                    if (mailItem != null && _mailItemToManagerMap.ContainsKey(mailItem))
                    {
                        ComposeManager composeManager = _mailItemToManagerMap[mailItem];
    
                        composeManager.CancelAllUploads();
                        composeManager.CloseUploadDialog();
    
                        mailItem.BeforeAttachmentAdd -= composeManager.AttachmentAdded;
    
                        _mailItemToManagerMap.Remove(mailItem);
                    }
                }
                catch (Exception ex)
                {
                    Logging.LogException(ex, Logging.GetModuleAndMethodName());
                }
                finally
                {
                    if (mailItem != null)
                    {
                        // We need to release mailobject twice here
                        // One reference is never released from Inspectors_NewInspector call
                        // and other from  Application.ActiveInspector().CurrentItem in this method
                        Marshal.ReleaseComObject(mailItem);
                        Marshal.ReleaseComObject(mailItem);
                        mailItem = null;
                    }
                }
            }

    If I loop on _mailItemToManagerMap and release all item there the issue is fix, but as you can see they assume the COMM object is unRelease it in the collection to use it in other part of the system

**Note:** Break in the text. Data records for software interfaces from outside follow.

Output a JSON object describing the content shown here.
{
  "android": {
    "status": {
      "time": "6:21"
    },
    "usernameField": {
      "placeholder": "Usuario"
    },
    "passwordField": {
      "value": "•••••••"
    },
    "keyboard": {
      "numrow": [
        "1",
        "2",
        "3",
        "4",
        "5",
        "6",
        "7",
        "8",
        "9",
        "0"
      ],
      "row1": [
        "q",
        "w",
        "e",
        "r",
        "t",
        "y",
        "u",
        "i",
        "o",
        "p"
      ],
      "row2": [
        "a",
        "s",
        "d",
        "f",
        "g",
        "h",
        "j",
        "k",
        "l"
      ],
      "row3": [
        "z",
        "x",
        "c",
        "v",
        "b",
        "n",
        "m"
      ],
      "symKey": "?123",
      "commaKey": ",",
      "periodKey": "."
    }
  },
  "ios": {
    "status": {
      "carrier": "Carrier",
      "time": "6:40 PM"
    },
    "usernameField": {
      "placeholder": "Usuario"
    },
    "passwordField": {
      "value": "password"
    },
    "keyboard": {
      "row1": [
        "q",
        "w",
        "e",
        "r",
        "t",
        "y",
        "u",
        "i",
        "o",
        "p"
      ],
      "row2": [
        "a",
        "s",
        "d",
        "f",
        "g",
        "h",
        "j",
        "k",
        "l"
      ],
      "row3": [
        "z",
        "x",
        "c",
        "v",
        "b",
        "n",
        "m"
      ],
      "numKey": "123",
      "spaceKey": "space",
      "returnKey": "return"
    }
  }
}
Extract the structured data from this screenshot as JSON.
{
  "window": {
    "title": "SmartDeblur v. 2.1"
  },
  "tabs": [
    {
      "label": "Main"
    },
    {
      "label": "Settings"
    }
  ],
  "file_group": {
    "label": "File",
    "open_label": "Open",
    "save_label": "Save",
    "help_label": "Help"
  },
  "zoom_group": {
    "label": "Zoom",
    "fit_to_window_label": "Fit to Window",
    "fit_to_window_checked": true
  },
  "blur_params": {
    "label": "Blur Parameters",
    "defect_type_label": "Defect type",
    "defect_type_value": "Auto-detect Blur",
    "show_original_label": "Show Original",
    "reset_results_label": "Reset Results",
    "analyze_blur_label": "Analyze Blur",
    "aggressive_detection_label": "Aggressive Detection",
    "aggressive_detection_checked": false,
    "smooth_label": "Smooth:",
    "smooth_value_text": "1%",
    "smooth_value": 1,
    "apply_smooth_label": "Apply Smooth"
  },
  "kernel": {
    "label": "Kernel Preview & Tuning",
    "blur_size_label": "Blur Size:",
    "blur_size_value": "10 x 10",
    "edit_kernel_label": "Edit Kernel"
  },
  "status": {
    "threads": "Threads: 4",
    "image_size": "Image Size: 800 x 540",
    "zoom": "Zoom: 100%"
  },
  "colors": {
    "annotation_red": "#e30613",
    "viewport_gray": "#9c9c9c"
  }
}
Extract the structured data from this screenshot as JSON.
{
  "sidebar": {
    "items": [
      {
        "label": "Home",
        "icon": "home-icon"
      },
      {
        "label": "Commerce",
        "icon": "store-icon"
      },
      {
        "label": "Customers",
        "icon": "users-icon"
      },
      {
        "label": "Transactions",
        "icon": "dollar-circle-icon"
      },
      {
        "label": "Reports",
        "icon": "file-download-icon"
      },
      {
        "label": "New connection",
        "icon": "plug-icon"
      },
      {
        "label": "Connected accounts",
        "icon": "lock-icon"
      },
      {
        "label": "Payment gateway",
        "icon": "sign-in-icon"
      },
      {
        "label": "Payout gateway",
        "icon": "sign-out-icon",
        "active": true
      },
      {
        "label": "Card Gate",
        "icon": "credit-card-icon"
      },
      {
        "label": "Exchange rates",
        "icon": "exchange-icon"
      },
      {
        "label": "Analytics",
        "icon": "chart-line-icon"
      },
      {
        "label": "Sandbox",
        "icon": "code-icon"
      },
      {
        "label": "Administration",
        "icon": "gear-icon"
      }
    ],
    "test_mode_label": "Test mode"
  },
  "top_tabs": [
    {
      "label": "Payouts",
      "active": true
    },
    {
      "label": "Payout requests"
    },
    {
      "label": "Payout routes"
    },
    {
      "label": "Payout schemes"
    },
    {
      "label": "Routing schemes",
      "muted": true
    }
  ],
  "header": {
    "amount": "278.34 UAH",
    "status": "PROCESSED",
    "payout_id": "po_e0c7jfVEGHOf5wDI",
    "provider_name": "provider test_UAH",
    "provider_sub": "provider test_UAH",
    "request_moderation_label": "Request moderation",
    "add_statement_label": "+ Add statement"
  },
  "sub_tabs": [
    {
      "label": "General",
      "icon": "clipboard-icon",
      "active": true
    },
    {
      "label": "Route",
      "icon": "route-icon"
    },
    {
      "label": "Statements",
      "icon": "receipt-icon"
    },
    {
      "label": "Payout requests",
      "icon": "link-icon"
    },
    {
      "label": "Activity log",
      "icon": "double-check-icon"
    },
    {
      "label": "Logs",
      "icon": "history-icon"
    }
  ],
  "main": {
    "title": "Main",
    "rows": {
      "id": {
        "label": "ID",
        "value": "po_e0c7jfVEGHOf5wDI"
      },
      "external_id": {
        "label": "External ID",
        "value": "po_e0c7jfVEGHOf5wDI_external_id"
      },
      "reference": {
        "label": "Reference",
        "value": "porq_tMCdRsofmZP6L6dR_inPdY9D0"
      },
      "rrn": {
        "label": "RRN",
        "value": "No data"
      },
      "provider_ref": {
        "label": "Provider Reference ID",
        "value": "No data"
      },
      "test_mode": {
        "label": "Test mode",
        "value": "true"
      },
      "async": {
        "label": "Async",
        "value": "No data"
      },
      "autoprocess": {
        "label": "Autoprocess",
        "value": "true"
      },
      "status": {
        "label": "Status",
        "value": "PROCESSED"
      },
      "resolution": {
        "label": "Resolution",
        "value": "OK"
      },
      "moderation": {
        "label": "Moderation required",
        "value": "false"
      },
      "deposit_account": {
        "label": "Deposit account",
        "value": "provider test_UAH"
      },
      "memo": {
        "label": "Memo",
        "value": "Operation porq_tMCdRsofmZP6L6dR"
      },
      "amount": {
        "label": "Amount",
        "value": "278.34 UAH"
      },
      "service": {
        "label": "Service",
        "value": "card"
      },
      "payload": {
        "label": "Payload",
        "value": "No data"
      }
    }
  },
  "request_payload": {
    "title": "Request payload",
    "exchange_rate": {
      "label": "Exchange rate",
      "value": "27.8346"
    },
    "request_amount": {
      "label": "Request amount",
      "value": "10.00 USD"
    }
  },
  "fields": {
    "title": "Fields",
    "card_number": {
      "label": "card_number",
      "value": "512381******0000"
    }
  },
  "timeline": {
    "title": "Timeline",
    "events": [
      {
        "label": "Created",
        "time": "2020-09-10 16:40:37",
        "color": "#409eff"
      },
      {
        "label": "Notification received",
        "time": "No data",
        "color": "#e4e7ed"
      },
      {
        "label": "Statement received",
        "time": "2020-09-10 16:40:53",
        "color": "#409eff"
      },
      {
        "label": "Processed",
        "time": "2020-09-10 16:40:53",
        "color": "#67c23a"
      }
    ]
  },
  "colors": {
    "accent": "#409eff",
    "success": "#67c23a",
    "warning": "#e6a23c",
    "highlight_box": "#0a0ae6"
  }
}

    But in some way, the first item add it to the collection is never found in the collection and never release it... not sure why...

    Thursday, September 20, 2018 8:43 PM